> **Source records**
******
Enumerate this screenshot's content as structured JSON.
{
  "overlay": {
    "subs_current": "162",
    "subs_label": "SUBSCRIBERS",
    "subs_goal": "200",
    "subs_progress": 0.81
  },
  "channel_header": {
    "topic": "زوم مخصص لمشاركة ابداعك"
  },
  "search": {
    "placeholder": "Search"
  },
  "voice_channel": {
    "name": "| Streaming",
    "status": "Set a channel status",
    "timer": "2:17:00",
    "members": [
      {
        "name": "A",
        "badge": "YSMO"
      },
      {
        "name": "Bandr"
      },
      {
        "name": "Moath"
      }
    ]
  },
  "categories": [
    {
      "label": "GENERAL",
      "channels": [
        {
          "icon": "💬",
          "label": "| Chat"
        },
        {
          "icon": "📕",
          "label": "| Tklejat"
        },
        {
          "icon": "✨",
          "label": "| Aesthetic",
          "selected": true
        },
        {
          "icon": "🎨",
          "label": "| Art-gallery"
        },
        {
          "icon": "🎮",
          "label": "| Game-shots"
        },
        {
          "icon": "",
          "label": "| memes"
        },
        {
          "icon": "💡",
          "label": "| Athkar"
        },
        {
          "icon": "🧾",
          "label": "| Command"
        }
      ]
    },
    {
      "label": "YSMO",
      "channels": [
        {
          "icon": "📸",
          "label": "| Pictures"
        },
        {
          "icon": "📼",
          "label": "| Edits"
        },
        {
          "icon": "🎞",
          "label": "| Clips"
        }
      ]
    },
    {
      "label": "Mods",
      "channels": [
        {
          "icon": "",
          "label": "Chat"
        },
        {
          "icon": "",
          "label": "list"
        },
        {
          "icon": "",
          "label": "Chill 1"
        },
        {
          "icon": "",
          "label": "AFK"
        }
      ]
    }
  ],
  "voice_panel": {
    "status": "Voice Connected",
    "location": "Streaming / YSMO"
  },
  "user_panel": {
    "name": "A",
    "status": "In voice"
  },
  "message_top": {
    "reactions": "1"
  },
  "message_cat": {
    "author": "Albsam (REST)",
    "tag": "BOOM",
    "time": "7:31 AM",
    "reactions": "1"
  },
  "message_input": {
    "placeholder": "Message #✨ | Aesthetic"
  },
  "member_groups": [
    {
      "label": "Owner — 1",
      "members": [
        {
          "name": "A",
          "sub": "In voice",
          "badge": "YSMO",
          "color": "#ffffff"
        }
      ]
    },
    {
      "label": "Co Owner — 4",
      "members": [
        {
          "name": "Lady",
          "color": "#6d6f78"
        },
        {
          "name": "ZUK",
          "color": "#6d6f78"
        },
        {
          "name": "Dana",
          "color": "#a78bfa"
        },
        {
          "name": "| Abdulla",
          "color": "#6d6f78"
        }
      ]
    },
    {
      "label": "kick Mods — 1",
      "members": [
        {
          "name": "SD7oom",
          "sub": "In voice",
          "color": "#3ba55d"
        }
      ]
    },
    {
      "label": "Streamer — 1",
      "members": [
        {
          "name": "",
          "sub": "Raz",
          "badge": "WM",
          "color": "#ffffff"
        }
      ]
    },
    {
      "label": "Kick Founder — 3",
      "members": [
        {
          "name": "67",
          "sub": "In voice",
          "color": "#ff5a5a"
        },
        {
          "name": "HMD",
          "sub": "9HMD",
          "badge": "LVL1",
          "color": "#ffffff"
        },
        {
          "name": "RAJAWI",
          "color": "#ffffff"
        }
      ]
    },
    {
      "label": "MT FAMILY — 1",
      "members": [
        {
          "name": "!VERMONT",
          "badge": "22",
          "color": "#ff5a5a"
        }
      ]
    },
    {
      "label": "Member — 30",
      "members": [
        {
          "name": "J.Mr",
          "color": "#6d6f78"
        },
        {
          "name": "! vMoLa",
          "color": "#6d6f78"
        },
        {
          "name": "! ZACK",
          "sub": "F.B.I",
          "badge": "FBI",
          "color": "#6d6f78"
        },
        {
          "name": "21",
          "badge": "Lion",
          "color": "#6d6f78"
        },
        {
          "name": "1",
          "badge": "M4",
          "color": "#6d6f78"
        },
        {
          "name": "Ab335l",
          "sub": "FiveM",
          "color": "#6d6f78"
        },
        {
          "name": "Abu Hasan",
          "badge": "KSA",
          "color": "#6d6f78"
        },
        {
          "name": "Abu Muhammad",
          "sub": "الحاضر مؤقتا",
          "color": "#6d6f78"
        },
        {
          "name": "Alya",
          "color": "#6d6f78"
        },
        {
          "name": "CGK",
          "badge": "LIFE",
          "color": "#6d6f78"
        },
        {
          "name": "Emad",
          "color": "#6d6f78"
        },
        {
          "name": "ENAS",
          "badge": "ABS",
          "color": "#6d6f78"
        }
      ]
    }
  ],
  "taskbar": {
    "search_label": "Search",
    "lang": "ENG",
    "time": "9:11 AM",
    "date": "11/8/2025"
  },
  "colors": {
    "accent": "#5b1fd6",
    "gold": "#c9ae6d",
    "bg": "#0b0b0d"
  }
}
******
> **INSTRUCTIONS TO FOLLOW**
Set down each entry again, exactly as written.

> **FINISHED EXERCISE**
Enumerate this screenshot's content as structured JSON.
{
  "overlay": {
    "subs_current": "162",
    "subs_label": "SUBSCRIBERS",
    "subs_goal": "200",
    "subs_progress": 0.81
  },
  "channel_header": {
    "topic": "زوم مخصص لمشاركة ابداعك"
  },
  "search": {
    "placeholder": "Search"
  },
  "voice_channel": {
    "name": "| Streaming",
    "status": "Set a channel status",
    "timer": "2:17:00",
    "members": [
      {
        "name": "A",
        "badge": "YSMO"
      },
      {
        "name": "Bandr"
      },
      {
        "name": "Moath"
      }
    ]
  },
  "categories": [
    {
      "label": "GENERAL",
      "channels": [
        {
          "icon": "💬",
          "label": "| Chat"
        },
        {
          "icon": "📕",
          "label": "| Tklejat"
        },
        {
          "icon": "✨",
          "label": "| Aesthetic",
          "selected": true
        },
        {
          "icon": "🎨",
          "label": "| Art-gallery"
        },
        {
          "icon": "🎮",
          "label": "| Game-shots"
        },
        {
          "icon": "",
          "label": "| memes"
        },
        {
          "icon": "💡",
          "label": "| Athkar"
        },
        {
          "icon": "🧾",
          "label": "| Command"
        }
      ]
    },
    {
      "label": "YSMO",
      "channels": [
        {
          "icon": "📸",
          "label": "| Pictures"
        },
        {
          "icon": "📼",
          "label": "| Edits"
        },
        {
          "icon": "🎞",
          "label": "| Clips"
        }
      ]
    },
    {
      "label": "Mods",
      "channels": [
        {
          "icon": "",
          "label": "Chat"
        },
        {
          "icon": "",
          "label": "list"
        },
        {
          "icon": "",
          "label": "Chill 1"
        },
        {
          "icon": "",
          "label": "AFK"
        }
      ]
    }
  ],
  "voice_panel": {
    "status": "Voice Connected",
    "location": "Streaming / YSMO"
  },
  "user_panel": {
    "name": "A",
    "status": "In voice"
  },
  "message_top": {
    "reactions": "1"
  },
  "message_cat": {
    "author": "Albsam (REST)",
    "tag": "BOOM",
    "time": "7:31 AM",
    "reactions": "1"
  },
  "message_input": {
    "placeholder": "Message #✨ | Aesthetic"
  },
  "member_groups": [
    {
      "label": "Owner — 1",
      "members": [
        {
          "name": "A",
          "sub": "In voice",
          "badge": "YSMO",
          "color": "#ffffff"
        }
      ]
    },
    {
      "label": "Co Owner — 4",
      "members": [
        {
          "name": "Lady",
          "color": "#6d6f78"
        },
        {
          "name": "ZUK",
          "color": "#6d6f78"
        },
        {
          "name": "Dana",
          "color": "#a78bfa"
        },
        {
          "name": "| Abdulla",
          "color": "#6d6f78"
        }
      ]
    },
    {
      "label": "kick Mods — 1",
      "members": [
        {
          "name": "SD7oom",
          "sub": "In voice",
          "color": "#3ba55d"
        }
      ]
    },
    {
      "label": "Streamer — 1",
      "members": [
        {
          "name": "",
          "sub": "Raz",
          "badge": "WM",
          "color": "#ffffff"
        }
      ]
    },
    {
      "label": "Kick Founder — 3",
      "members": [
        {
          "name": "67",
          "sub": "In voice",
          "color": "#ff5a5a"
        },
        {
          "name": "HMD",
          "sub": "9HMD",
          "badge": "LVL1",
          "color": "#ffffff"
        },
        {
          "name": "RAJAWI",
          "color": "#ffffff"
        }
      ]
    },
    {
      "label": "MT FAMILY — 1",
      "members": [
        {
          "name": "!VERMONT",
          "badge": "22",
          "color": "#ff5a5a"
        }
      ]
    },
    {
      "label": "Member — 30",
      "members": [
        {
          "name": "J.Mr",
          "color": "#6d6f78"
        },
        {
          "name": "! vMoLa",
          "color": "#6d6f78"
        },
        {
          "name": "! ZACK",
          "sub": "F.B.I",
          "badge": "FBI",
          "color": "#6d6f78"
        },
        {
          "name": "21",
          "badge": "Lion",
          "color": "#6d6f78"
        },
        {
          "name": "1",
          "badge": "M4",
          "color": "#6d6f78"
        },
        {
          "name": "Ab335l",
          "sub": "FiveM",
          "color": "#6d6f78"
        },
        {
          "name": "Abu Hasan",
          "badge": "KSA",
          "color": "#6d6f78"
        },
        {
          "name": "Abu Muhammad",
          "sub": "الحاضر مؤقتا",
          "color": "#6d6f78"
        },
        {
          "name": "Alya",
          "color": "#6d6f78"
        },
        {
          "name": "CGK",
          "badge": "LIFE",
          "color": "#6d6f78"
        },
        {
          "name": "Emad",
          "color": "#6d6f78"
        },
        {
          "name": "ENAS",
          "badge": "ABS",
          "color": "#6d6f78"
        }
      ]
    }
  ],
  "taskbar": {
    "search_label": "Search",
    "lang": "ENG",
    "time": "9:11 AM",
    "date": "11/8/2025"
  },
  "colors": {
    "accent": "#5b1fd6",
    "gold": "#c9ae6d",
    "bg": "#0b0b0d"
  }
}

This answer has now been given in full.